Cambodia may formally begin commercially shipping fresh longan directly to China as early as this month, senior agriculture officials are saying, as stakeholders anxiously await for Beijing to reveal the results of a final assessment, involving the orchards as well as the processing and packaging facilities registered to produce or handle the fruit for export.
Longan – also known by the botanical name Dimocarpus longan – is a tropical evergreen tree species native to Asia that produces white-fleshed edible fruit of the soapberry family, which also includes lychees and rambutan. The most renowned variety is the Pailin longan, named after Cambodia’s second smallest province by area, which borders Chanthaburi and Trat in Thailand.
The soapberry – whose name derives from “dragon eye” as seen in different varieties of Chinese – is typically harvested from August to end-December each year, with peak season in November, according to the Pailin Longan Association.
Longan is set to be the third fresh Cambodian fruit to be officially exported directly to the Chinese market, after bananas and mangoes.
Ke Monthivuth, director of the Plant Protection, Sanitary and Phytosanitary Department under the Ministry of Agriculture, Forestry and Fisheries’ General Directorate of Agriculture (GDA), believes that the maiden consignment of fresh longan will be sent during this harvest season, pending the final green light from Beijing.
He told The Post on September 7 that the Kingdom will be able to fulfil Chinese demand for Cambodian longan, and emphasised that supply capacity would only increase further.
The official also suggested that exports to the immense Chinese market would ensure the stability of the Pailin longan value chain and provide economic benefits to “all” farmers and stakeholders.
By the same vein, Monthivuth noted that Cambodia has formally exported fresh longan to Vietnam since 2019 following an agreement on phytosanitary requirements, with ongoing talks underway for a similar deal with Thailand.
Pailin provincial agriculture department director Say Sophat also expects the China-bound inaugural shipment of longan to leave Cambodian shores “soon”.
“We’re all done allocating a huge share of Pailin longan in preparation for export as we harvest it over September and October,” he said.

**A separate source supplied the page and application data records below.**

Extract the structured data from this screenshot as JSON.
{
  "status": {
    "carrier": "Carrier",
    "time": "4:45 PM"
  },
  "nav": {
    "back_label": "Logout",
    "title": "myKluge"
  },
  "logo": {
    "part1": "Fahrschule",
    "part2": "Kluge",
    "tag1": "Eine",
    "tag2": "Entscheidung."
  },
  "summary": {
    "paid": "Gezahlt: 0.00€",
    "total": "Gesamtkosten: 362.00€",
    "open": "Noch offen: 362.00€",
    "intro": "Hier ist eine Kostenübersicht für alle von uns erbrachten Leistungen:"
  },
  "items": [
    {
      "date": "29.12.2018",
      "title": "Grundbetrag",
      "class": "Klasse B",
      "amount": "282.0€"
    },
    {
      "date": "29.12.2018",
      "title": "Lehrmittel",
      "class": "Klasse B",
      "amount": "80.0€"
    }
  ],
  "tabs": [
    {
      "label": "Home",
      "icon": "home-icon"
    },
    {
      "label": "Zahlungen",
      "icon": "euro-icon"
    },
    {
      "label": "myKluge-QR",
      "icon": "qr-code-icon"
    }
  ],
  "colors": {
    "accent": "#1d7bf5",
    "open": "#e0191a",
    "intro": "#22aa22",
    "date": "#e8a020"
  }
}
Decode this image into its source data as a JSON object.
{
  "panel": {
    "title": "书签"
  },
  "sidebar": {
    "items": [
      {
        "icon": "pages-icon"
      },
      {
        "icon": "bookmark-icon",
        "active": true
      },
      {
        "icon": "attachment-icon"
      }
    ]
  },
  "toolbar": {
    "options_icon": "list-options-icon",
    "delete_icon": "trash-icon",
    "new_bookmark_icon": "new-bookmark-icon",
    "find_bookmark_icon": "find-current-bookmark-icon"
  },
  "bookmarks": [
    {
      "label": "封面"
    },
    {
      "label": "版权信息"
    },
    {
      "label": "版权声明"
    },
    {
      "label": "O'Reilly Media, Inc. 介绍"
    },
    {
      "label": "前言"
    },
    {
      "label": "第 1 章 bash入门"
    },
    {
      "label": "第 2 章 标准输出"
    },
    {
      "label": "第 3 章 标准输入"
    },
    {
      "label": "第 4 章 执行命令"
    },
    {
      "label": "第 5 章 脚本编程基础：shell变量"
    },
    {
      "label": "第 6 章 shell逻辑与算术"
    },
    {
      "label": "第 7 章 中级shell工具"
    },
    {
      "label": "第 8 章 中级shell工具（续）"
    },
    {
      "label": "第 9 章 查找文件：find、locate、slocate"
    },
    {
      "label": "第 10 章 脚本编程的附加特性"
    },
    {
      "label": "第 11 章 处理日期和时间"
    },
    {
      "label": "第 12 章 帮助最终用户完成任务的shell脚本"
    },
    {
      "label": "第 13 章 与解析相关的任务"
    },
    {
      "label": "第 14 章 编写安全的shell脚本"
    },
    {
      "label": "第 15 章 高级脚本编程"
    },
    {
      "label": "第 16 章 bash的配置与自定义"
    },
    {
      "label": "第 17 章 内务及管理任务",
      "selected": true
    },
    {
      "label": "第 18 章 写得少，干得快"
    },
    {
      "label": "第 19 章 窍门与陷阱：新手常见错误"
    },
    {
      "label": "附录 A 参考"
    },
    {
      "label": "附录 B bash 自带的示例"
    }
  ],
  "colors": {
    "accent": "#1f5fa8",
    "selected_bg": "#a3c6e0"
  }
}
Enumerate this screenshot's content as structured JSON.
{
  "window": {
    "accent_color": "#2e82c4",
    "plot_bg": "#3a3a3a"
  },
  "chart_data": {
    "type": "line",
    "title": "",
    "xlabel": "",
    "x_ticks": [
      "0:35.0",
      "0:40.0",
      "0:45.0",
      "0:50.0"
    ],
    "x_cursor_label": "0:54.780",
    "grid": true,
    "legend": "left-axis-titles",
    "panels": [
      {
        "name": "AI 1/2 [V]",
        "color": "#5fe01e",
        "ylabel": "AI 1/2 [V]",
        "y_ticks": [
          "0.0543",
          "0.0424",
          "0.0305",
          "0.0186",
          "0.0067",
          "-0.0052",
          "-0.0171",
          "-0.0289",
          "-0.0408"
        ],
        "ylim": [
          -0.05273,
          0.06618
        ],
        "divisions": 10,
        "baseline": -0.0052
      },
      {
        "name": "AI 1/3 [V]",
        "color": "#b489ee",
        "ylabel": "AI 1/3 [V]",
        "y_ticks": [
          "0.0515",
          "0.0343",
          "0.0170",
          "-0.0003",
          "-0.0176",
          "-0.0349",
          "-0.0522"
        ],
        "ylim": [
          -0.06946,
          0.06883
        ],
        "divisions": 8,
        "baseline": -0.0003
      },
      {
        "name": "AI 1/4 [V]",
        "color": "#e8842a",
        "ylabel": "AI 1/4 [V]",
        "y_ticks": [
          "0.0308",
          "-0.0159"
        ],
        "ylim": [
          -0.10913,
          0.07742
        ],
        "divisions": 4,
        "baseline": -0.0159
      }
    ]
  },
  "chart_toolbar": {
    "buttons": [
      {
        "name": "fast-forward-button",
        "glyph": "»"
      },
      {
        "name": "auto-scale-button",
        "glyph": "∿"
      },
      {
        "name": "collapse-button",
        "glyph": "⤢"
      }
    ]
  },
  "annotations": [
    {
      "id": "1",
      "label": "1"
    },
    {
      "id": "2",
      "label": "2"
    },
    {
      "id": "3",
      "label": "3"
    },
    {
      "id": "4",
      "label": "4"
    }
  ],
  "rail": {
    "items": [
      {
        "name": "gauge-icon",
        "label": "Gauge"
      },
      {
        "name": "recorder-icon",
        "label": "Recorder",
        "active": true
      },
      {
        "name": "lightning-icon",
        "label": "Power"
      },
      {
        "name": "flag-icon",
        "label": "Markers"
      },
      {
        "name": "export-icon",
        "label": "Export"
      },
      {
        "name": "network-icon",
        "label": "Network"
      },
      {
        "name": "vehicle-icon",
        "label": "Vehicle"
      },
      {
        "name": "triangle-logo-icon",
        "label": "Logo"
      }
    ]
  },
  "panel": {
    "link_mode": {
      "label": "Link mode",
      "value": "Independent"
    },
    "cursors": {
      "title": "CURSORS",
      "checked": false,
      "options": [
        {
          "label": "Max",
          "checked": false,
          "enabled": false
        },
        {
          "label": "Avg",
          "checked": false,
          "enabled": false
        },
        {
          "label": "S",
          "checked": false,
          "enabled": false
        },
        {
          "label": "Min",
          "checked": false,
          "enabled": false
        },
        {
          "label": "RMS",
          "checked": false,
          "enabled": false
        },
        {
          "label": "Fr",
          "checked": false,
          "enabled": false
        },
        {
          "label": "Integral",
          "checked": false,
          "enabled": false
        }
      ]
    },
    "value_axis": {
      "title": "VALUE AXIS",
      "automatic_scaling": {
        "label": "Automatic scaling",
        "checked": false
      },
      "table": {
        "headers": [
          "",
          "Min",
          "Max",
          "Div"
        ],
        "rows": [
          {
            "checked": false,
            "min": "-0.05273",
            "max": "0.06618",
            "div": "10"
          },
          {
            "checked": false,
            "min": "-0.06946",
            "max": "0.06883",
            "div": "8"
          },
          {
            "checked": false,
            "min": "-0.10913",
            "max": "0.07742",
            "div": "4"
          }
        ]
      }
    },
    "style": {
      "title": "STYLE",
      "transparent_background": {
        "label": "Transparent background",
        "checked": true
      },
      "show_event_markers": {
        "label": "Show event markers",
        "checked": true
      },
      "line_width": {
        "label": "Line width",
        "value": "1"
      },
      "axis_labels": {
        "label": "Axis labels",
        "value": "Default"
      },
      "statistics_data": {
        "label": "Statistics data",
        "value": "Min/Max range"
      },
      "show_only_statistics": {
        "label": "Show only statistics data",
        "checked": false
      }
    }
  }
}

Sophat commented that Pailin longan is grown almost everywhere in Cambodia, especially in northwestern provinces such as Pailin, Battambang and Banteay Meanchey. He said that the area under longan cultivation in his province is about 3,360ha this year, all of which is of the Pailin variety.
For reference, the GDA reported the 2021 nationwide cultivation area for Pailin longan at “more than 18,000ha”, which it said could yield 131,000 tonnes of fruits per annum, meaning an average in the range of 7,054-7,306kg per hectare – relatively low as it does not account for harvestability.
By comparison, in neighbouring Battambang – with a surface area 14.6 times larger than Pailin – the area under longan cultivation is around 6,500ha, also exclusively of the Pailin variety, of which 5,200ha or roughly four-fifths are harvestable, according to Chhim Vachira, the province’s agriculture department director.
Vachira said that, as far as he knows, Beijing has authorised eight companies for the export process, two of which are based in Battambang.
“The access to export markets, especially China, will augment farmers’ incomes at a greatly increased pace, as well as revenue for the national economy,” he said.
He revealed that his department is working to empower the owners of Pailin longan orchards to register for export to China and receive training on, among other topics, technologies and methods involved in the cultivation, care, harvesting and post-harvest handling of the crops to ensure that their products comply with Beijing’s standards.
Pailin Longan Agricultural Production Cooperative president Suos Siyat enthused that “all” Pailin longan growers have “high expectations” for exports to China.
“Last month we heard from the agriculture ministry that exports may begin in the next three or four weeks, but we’ve yet to see an update,” he said.
“We’re waiting for the news.”